In terms of food, make sure your kids taste real pesto and have a munch over the local cheese focaccia (warning: they will never want to eat any other focaccia ever again!) and of course let them indulge in gelato to their heart content.
In terms of family friendly addresses, check out L’osteria in Monterosso and the friggitoria in the center of Riomaggiore.
For pic-nics, I recommend you stop in the local deli to stock up on freshly baked breads, prosciutto and mozzarella for maximum flexibility.
Watch the boats
Ok you are not going to keep them entertained with this for very long, but with small kids, it works! In some towns like Vernazza, where there is no playground, watching the beats can be fun and a good way to slow down while mum and dad sip coffee on the seafront!
Sporty families with older kids may enjoy seeing Cinque Terre from the sea with a kayaking experience.
Local companies offer the option of renting kayaking gear and join an guided tour of the area. In summer, this can be a wonderful activity do do with teens in the area: you can check prices and details here
Tips for visiting Cinque Terre with toddlers
You don’t need a special packing list for Cinque Terre but some items come exceptionally handy here:

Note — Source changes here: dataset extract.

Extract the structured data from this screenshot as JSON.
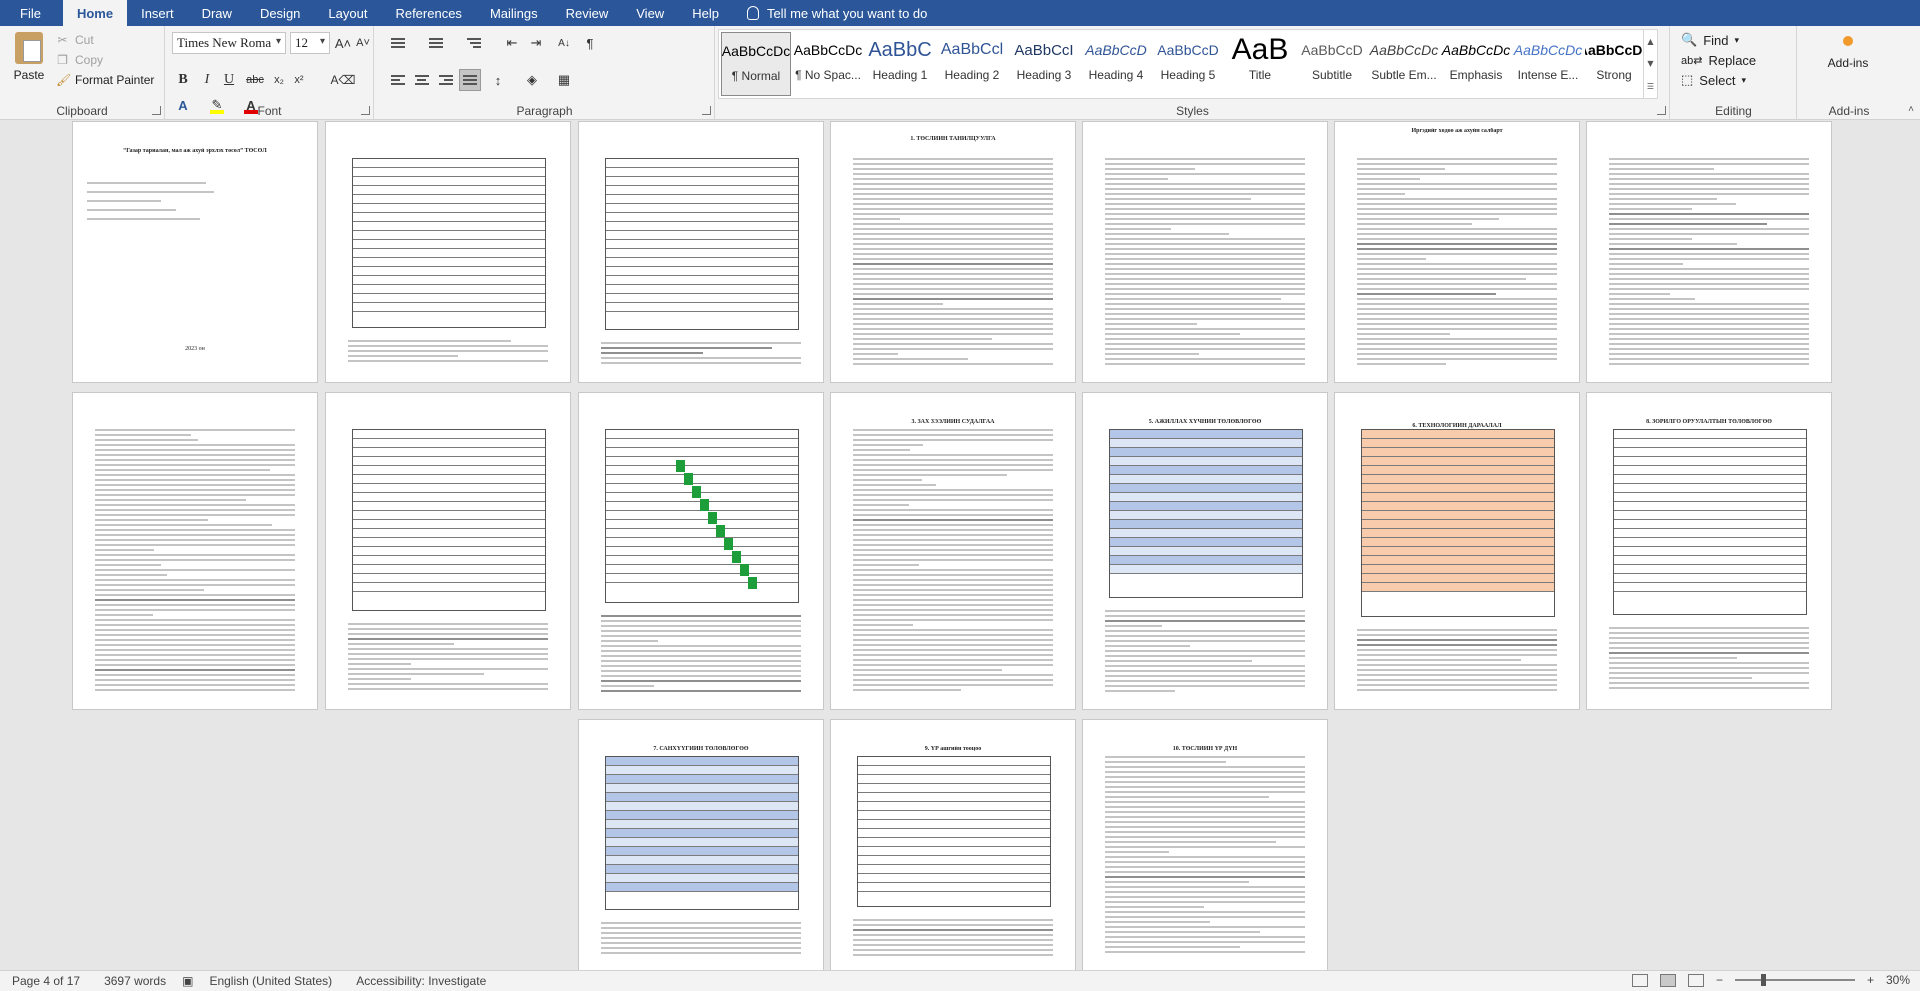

- Baby carrier: especially if planning on hiking, go for a lightweight one to avoid excessive strain to your back
- Walking shoes: bring good walking shoes if tacking the paths. This is a safety measure and rules are getting strict: make sure you are well equipped to avoid fines
- Wipes (for the train)
- Sun hat, sun screen in summer
- Insect repellent and post bite (for mosquitoes) in summer
I hope you found this guide to visiting Cinque Terre with kids useful and it made planning a family trip here a little easier. Safe travels!